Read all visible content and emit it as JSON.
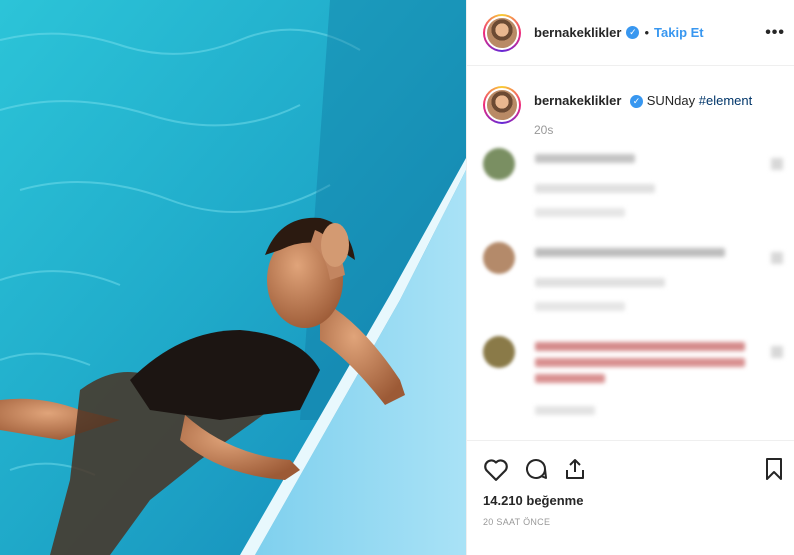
{
  "post": {
    "username": "bernakeklikler",
    "follow_label": "Takip Et",
    "separator": "•",
    "more_label": "•••",
    "caption_text": "SUNday",
    "caption_hashtag": "#element",
    "caption_time": "20s",
    "likes": "14.210 beğenme",
    "posted_ago": "20 SAAT ÖNCE"
  },
  "icons": {
    "verified": "verified-badge-icon",
    "more": "more-options-icon",
    "like": "heart-icon",
    "comment": "comment-icon",
    "share": "share-icon",
    "save": "bookmark-icon"
  },
  "colors": {
    "accent_blue": "#3897f0",
    "pool": "#2fb8cf",
    "text": "#262626",
    "muted": "#999999"
  }
}
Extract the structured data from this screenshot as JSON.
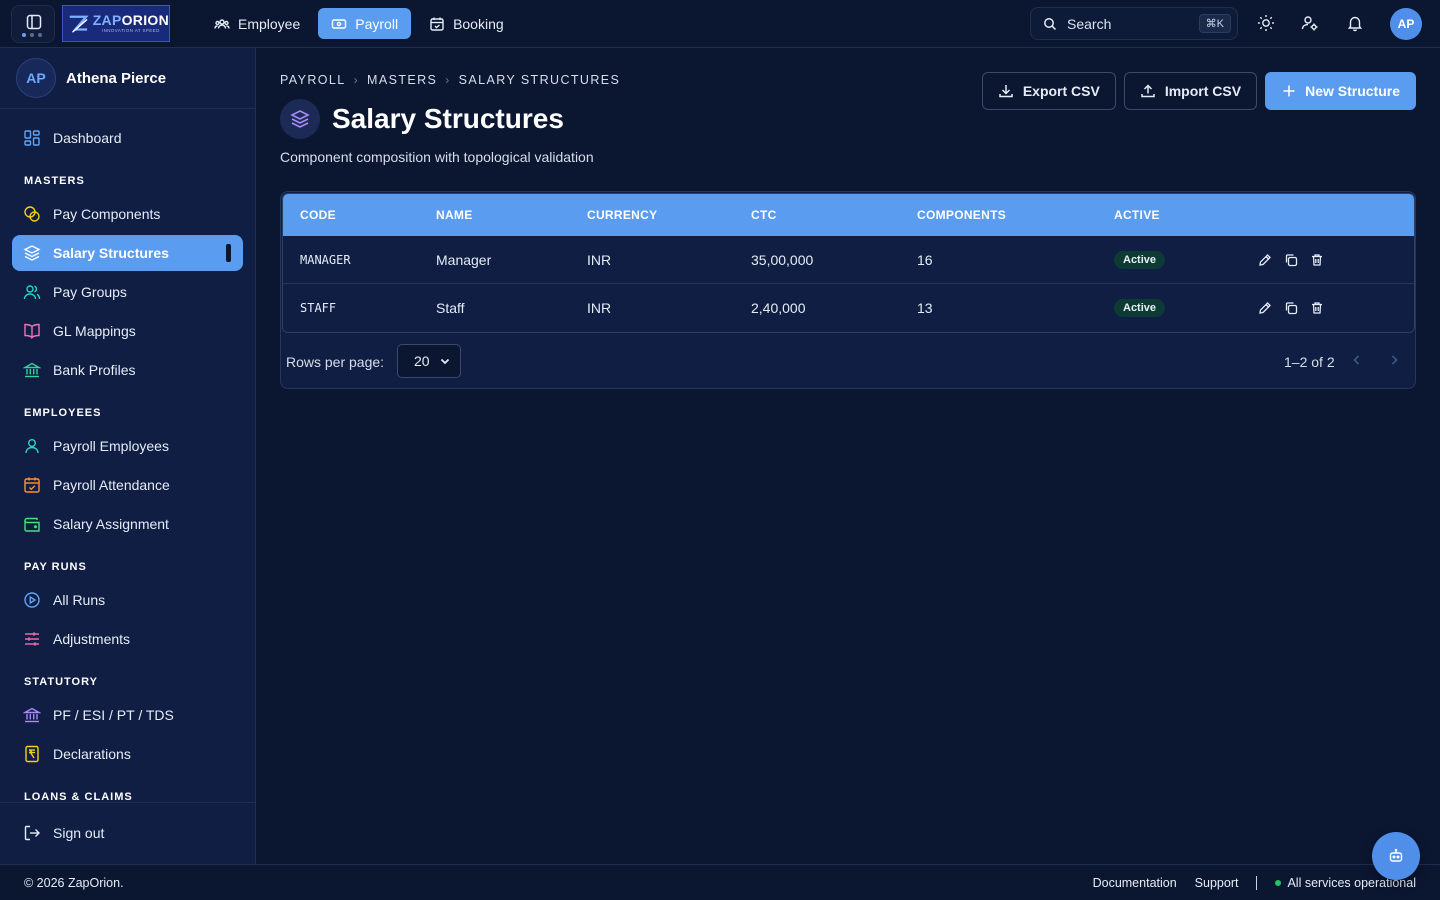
{
  "brand": {
    "name_a": "ZAP",
    "name_b": "ORION",
    "tagline": "INNOVATION AT SPEED"
  },
  "topnav": [
    {
      "label": "Employee",
      "icon": "people-icon",
      "active": false
    },
    {
      "label": "Payroll",
      "icon": "payroll-icon",
      "active": true
    },
    {
      "label": "Booking",
      "icon": "calendar-icon",
      "active": false
    }
  ],
  "search": {
    "placeholder": "Search",
    "shortcut": "⌘K"
  },
  "user": {
    "initials": "AP",
    "name": "Athena Pierce"
  },
  "sidebar": {
    "dashboard": "Dashboard",
    "sections": {
      "masters": "MASTERS",
      "employees": "EMPLOYEES",
      "pay_runs": "PAY RUNS",
      "statutory": "STATUTORY",
      "loans": "LOANS & CLAIMS"
    },
    "items": {
      "pay_components": "Pay Components",
      "salary_structures": "Salary Structures",
      "pay_groups": "Pay Groups",
      "gl_mappings": "GL Mappings",
      "bank_profiles": "Bank Profiles",
      "payroll_employees": "Payroll Employees",
      "payroll_attendance": "Payroll Attendance",
      "salary_assignment": "Salary Assignment",
      "all_runs": "All Runs",
      "adjustments": "Adjustments",
      "statutory_taxes": "PF / ESI / PT / TDS",
      "declarations": "Declarations"
    },
    "active": "salary_structures",
    "sign_out": "Sign out"
  },
  "breadcrumb": [
    "PAYROLL",
    "MASTERS",
    "SALARY STRUCTURES"
  ],
  "page": {
    "title": "Salary Structures",
    "subtitle": "Component composition with topological validation"
  },
  "actions": {
    "export": "Export CSV",
    "import": "Import CSV",
    "new": "New Structure"
  },
  "table": {
    "columns": [
      "CODE",
      "NAME",
      "CURRENCY",
      "CTC",
      "COMPONENTS",
      "ACTIVE"
    ],
    "rows": [
      {
        "code": "MANAGER",
        "name": "Manager",
        "currency": "INR",
        "ctc": "35,00,000",
        "components": "16",
        "active": "Active"
      },
      {
        "code": "STAFF",
        "name": "Staff",
        "currency": "INR",
        "ctc": "2,40,000",
        "components": "13",
        "active": "Active"
      }
    ],
    "rows_per_page_label": "Rows per page:",
    "rows_per_page": "20",
    "range": "1–2 of 2"
  },
  "footer": {
    "copyright": "© 2026 ZapOrion.",
    "documentation": "Documentation",
    "support": "Support",
    "status": "All services operational"
  },
  "colors": {
    "accent": "#5a9cf0",
    "background": "#0b1631",
    "sidebar": "#0f1e42",
    "status_ok": "#22c55e"
  }
}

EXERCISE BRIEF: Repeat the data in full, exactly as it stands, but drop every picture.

RESULT OF THIS TASK:
Read all visible content and emit it as JSON.
{
  "post": {
    "username": "bernakeklikler",
    "follow_label": "Takip Et",
    "separator": "•",
    "more_label": "•••",
    "caption_text": "SUNday",
    "caption_hashtag": "#element",
    "caption_time": "20s",
    "likes": "14.210 beğenme",
    "posted_ago": "20 SAAT ÖNCE"
  },
  "icons": {
    "verified": "verified-badge-icon",
    "more": "more-options-icon",
    "like": "heart-icon",
    "comment": "comment-icon",
    "share": "share-icon",
    "save": "bookmark-icon"
  },
  "colors": {
    "accent_blue": "#3897f0",
    "pool": "#2fb8cf",
    "text": "#262626",
    "muted": "#999999"
  }
}
Extract the structured data from this screenshot as JSON.
{
  "brand": {
    "name_a": "ZAP",
    "name_b": "ORION",
    "tagline": "INNOVATION AT SPEED"
  },
  "topnav": [
    {
      "label": "Employee",
      "icon": "people-icon",
      "active": false
    },
    {
      "label": "Payroll",
      "icon": "payroll-icon",
      "active": true
    },
    {
      "label": "Booking",
      "icon": "calendar-icon",
      "active": false
    }
  ],
  "search": {
    "placeholder": "Search",
    "shortcut": "⌘K"
  },
  "user": {
    "initials": "AP",
    "name": "Athena Pierce"
  },
  "sidebar": {
    "dashboard": "Dashboard",
    "sections": {
      "masters": "MASTERS",
      "employees": "EMPLOYEES",
      "pay_runs": "PAY RUNS",
      "statutory": "STATUTORY",
      "loans": "LOANS & CLAIMS"
    },
    "items": {
      "pay_components": "Pay Components",
      "salary_structures": "Salary Structures",
      "pay_groups": "Pay Groups",
      "gl_mappings": "GL Mappings",
      "bank_profiles": "Bank Profiles",
      "payroll_employees": "Payroll Employees",
      "payroll_attendance": "Payroll Attendance",
      "salary_assignment": "Salary Assignment",
      "all_runs": "All Runs",
      "adjustments": "Adjustments",
      "statutory_taxes": "PF / ESI / PT / TDS",
      "declarations": "Declarations"
    },
    "active": "salary_structures",
    "sign_out": "Sign out"
  },
  "breadcrumb": [
    "PAYROLL",
    "MASTERS",
    "SALARY STRUCTURES"
  ],
  "page": {
    "title": "Salary Structures",
    "subtitle": "Component composition with topological validation"
  },
  "actions": {
    "export": "Export CSV",
    "import": "Import CSV",
    "new": "New Structure"
  },
  "table": {
    "columns": [
      "CODE",
      "NAME",
      "CURRENCY",
      "CTC",
      "COMPONENTS",
      "ACTIVE"
    ],
    "rows": [
      {
        "code": "MANAGER",
        "name": "Manager",
        "currency": "INR",
        "ctc": "35,00,000",
        "components": "16",
        "active": "Active"
      },
      {
        "code": "STAFF",
        "name": "Staff",
        "currency": "INR",
        "ctc": "2,40,000",
        "components": "13",
        "active": "Active"
      }
    ],
    "rows_per_page_label": "Rows per page:",
    "rows_per_page": "20",
    "range": "1–2 of 2"
  },
  "footer": {
    "copyright": "© 2026 ZapOrion.",
    "documentation": "Documentation",
    "support": "Support",
    "status": "All services operational"
  },
  "colors": {
    "accent": "#5a9cf0",
    "background": "#0b1631",
    "sidebar": "#0f1e42",
    "status_ok": "#22c55e"
  }
}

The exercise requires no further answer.